Within the past year, I learned that #vanlife had begun to dominate social media. I could live in something smaller than a bus!? Wow! I was hooked on the idea. I began immediately perusing Craigslist for vans until I found the one. He was dirty, had peeling paint, and an awful bed in the back, but I didn’t care. I had met Rico “Primetime” Suavesito.
With indispensable help from friends, Rico was transformed into a functioning van home. It really only took a bed and a stove on the door to complete his conversion. It was so simple, I wondered why I had waited so long.
Six weeks after the breakup with my partner and my program, Rico and I were off to California. We had to be home for Christmas, so our journey was, again, quick. Too quick. I am not one to adjust to things quickly. My mental reaction time is that of a sloth. Five days after flying from Massachusetts, Rico and I had reached Big Bend NP in southern Texas.
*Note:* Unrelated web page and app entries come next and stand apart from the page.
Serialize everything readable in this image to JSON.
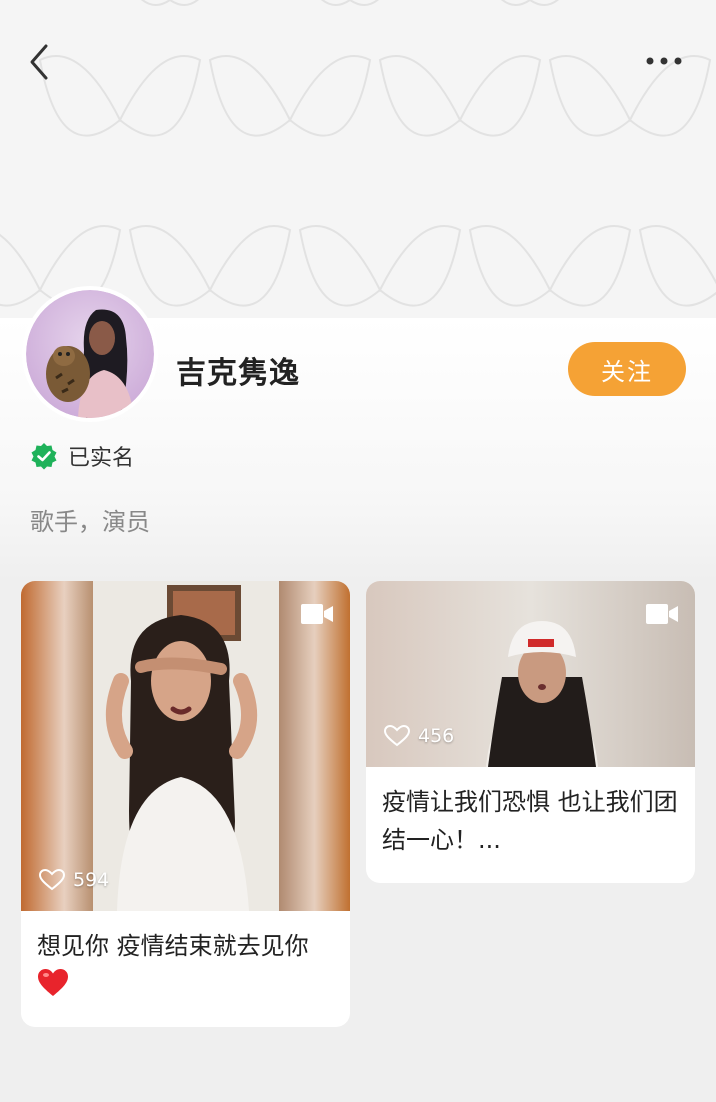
{
  "profile": {
    "name": "吉克隽逸",
    "follow_label": "关注",
    "verified_label": "已实名",
    "bio": "歌手，演员"
  },
  "posts": [
    {
      "likes": "594",
      "caption": "想见你 疫情结束就去见你",
      "caption_emoji": "heart-emoji"
    },
    {
      "likes": "456",
      "caption": "疫情让我们恐惧 也让我们团结一心！..."
    }
  ],
  "colors": {
    "accent": "#f5a235",
    "verified": "#1fb25a",
    "background": "#efefef"
  },
  "icons": [
    "back-arrow-icon",
    "more-icon",
    "verified-badge-icon",
    "video-icon",
    "heart-outline-icon"
  ]
}
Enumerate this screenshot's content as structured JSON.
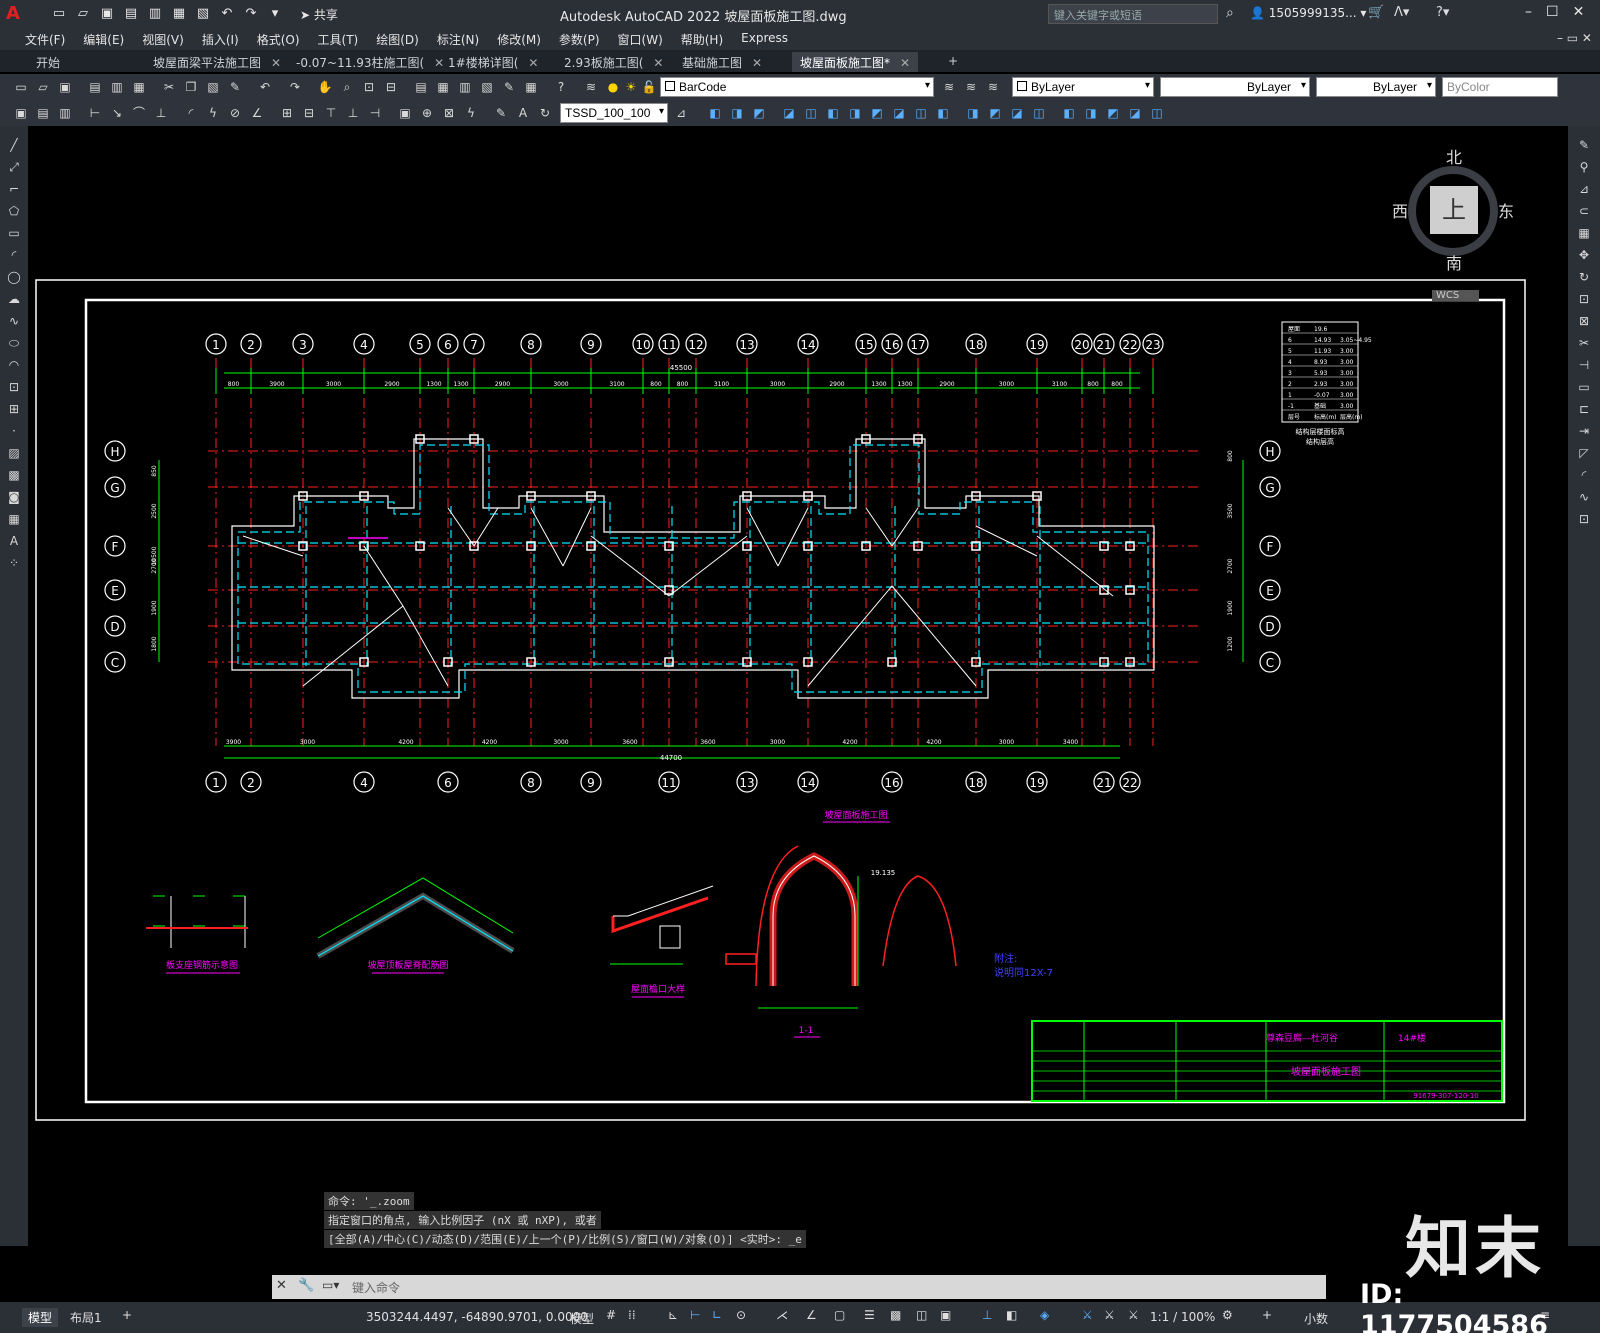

This out of the way park lies directly on the other side of Mexico, with the Rio Grande serving as a swift, coursing border. It is beautiful in its desolation. When one steps into the desert, it feels like standing in a photograph. No wind, no noise, no movement.
Rico and I were only there for the day, so I asked about a day hike. Hot Springs Canyon trail is what the ranger recommended, which is an out and back that follows along the Rio Grande for a 6-mile total trek. River trail? Hooked. I took plenty of water and headed out, giving Rico a pat goodbye.
With no one on the trail, I took my first hike in weeks slowly. I studied everything along the way, pausing when I could to find a side trail to the Rio. She was magnificent. I was stunned that Mexico was right there across the river. I could hear Vaqueros herding their cattle with commands in Spanish. Political thoughts filled my mind, and I contemplated if those who make decisions on border security had ever visited this spot.
While wandering through the desert, I came across a type of fossil right in the middle of the trail. I was amazed at how large it was, and how beautiful. I ran my fingers over its ridges and snapped a picture. I intended to ask a ranger about it if I had time.
The Hot Springs Canyon trail ends at a small hot spring, that is only deep enough to soak your feet in. Which is exactly what I did. I sat there with my feet in the hot water and my hands dangling into the frigid Rio Grande. I suddenly became emotional. On the border of our country, it suddenly hit me that I was living my dream. That I had no other responsibilities to myself other than to be happy, to travel, to hike until my legs fell off, to be free. My sloth brain finally caught up, but I was happy it was in such a beautiful area.
With such an indescribable experience under my belt, I knew my journey going forth was going to be wonderful. I made sure to save the trail in the Bivy app so I could always remember my first true adventure of my new life. My new life where I am from California, Massachusetts, and everywhere in between.
Check out the adventures in and around Big Bend National Park on Bivy.